• [WHAT IS NEEDED] After reading the lines below, count those that contain "title" and give the count alone.
--- --- ---
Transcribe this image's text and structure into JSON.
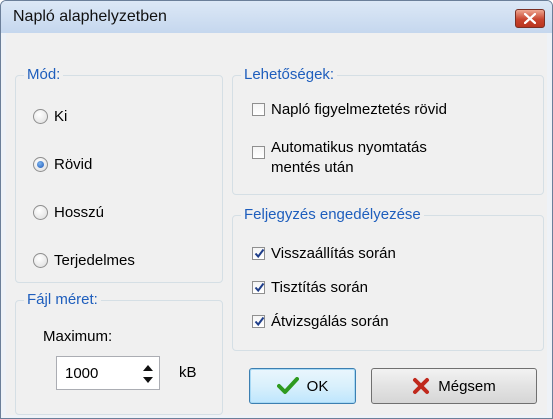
{
  "window": {
    "title": "Napló alaphelyzetben"
  },
  "mode": {
    "legend": "Mód:",
    "options": [
      {
        "label": "Ki",
        "selected": false
      },
      {
        "label": "Rövid",
        "selected": true
      },
      {
        "label": "Hosszú",
        "selected": false
      },
      {
        "label": "Terjedelmes",
        "selected": false
      }
    ]
  },
  "file_size": {
    "legend": "Fájl méret:",
    "max_label": "Maximum:",
    "value": "1000",
    "unit": "kB"
  },
  "options": {
    "legend": "Lehetőségek:",
    "items": [
      {
        "label": "Napló figyelmeztetés rövid",
        "checked": false
      },
      {
        "label_line1": "Automatikus nyomtatás",
        "label_line2": "mentés után",
        "checked": false
      }
    ]
  },
  "logging": {
    "legend": "Feljegyzés engedélyezése",
    "items": [
      {
        "label": "Visszaállítás során",
        "checked": true
      },
      {
        "label": "Tisztítás során",
        "checked": true
      },
      {
        "label": "Átvizsgálás során",
        "checked": true
      }
    ]
  },
  "buttons": {
    "ok": "OK",
    "cancel": "Mégsem"
  },
  "colors": {
    "legend_text": "#1e5ebd",
    "ok_icon": "#2e9a1f",
    "cancel_icon": "#c0281c"
  }
}
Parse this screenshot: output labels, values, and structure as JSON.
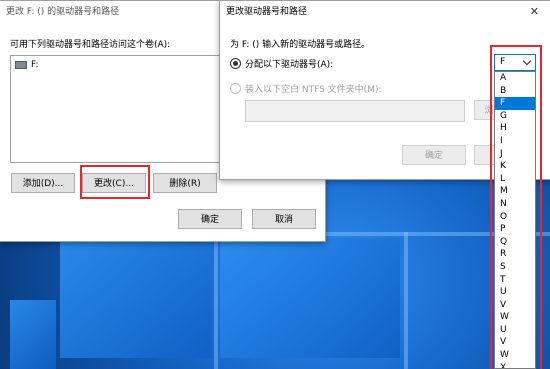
{
  "dialog_back": {
    "title": "更改 F: () 的驱动器号和路径",
    "list_label": "可用下列驱动器号和路径访问这个卷(A):",
    "list_items": [
      "F:"
    ],
    "add_label": "添加(D)...",
    "change_label": "更改(C)...",
    "remove_label": "删除(R)",
    "ok_label": "确定",
    "cancel_label": "取消"
  },
  "dialog_front": {
    "title": "更改驱动器号和路径",
    "close_glyph": "✕",
    "prompt": "为 F: () 输入新的驱动器号或路径。",
    "assign_label": "分配以下驱动器号(A):",
    "mount_label": "装入以下空白 NTFS 文件夹中(M):",
    "browse_label": "浏",
    "ok_label": "确定",
    "drive_select_value": "F",
    "drive_options": [
      "A",
      "B",
      "F",
      "G",
      "H",
      "I",
      "J",
      "K",
      "L",
      "M",
      "N",
      "O",
      "P",
      "Q",
      "R",
      "S",
      "T",
      "U",
      "V",
      "W",
      "U",
      "V",
      "W",
      "X"
    ],
    "selected_option": "F"
  },
  "colors": {
    "highlight": "#0078d7",
    "annotation_red": "#e8262b"
  }
}
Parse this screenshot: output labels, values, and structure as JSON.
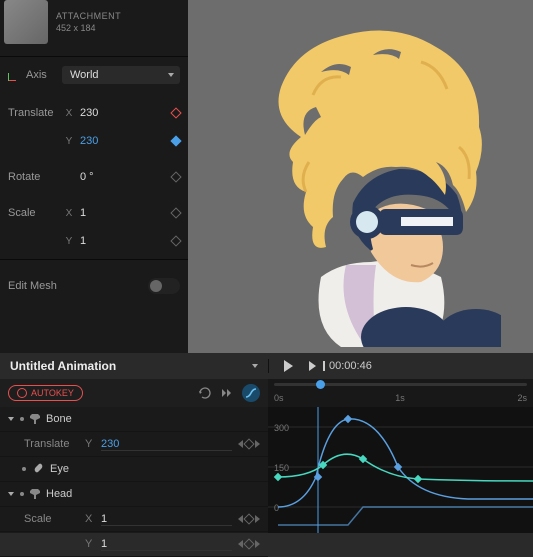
{
  "attachment": {
    "label": "ATTACHMENT",
    "dimensions": "452 x 184"
  },
  "properties": {
    "axis": {
      "label": "Axis",
      "value": "World"
    },
    "translate": {
      "label": "Translate",
      "x_label": "X",
      "x_value": "230",
      "y_label": "Y",
      "y_value": "230"
    },
    "rotate": {
      "label": "Rotate",
      "value": "0 °"
    },
    "scale": {
      "label": "Scale",
      "x_label": "X",
      "x_value": "1",
      "y_label": "Y",
      "y_value": "1"
    },
    "edit_mesh": {
      "label": "Edit Mesh"
    }
  },
  "animation": {
    "title": "Untitled Animation"
  },
  "toolbar": {
    "autokey_label": "AUTOKEY"
  },
  "playback": {
    "time": "00:00:46"
  },
  "ruler": {
    "ticks": [
      "0s",
      "1s",
      "2s"
    ],
    "scrub_position": 0.18
  },
  "tracks": {
    "bone": {
      "label": "Bone",
      "translate_label": "Translate",
      "translate_axis": "Y",
      "translate_value": "230"
    },
    "eye": {
      "label": "Eye"
    },
    "head": {
      "label": "Head",
      "scale_label": "Scale",
      "scale_x_axis": "X",
      "scale_x_value": "1",
      "scale_y_axis": "Y",
      "scale_y_value": "1"
    }
  },
  "graph": {
    "y_ticks": [
      "300",
      "150",
      "0"
    ],
    "colors": {
      "curve_a": "#5aa0e0",
      "curve_b": "#48d8c0"
    }
  }
}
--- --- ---
• [RESPONSE BELOW] 4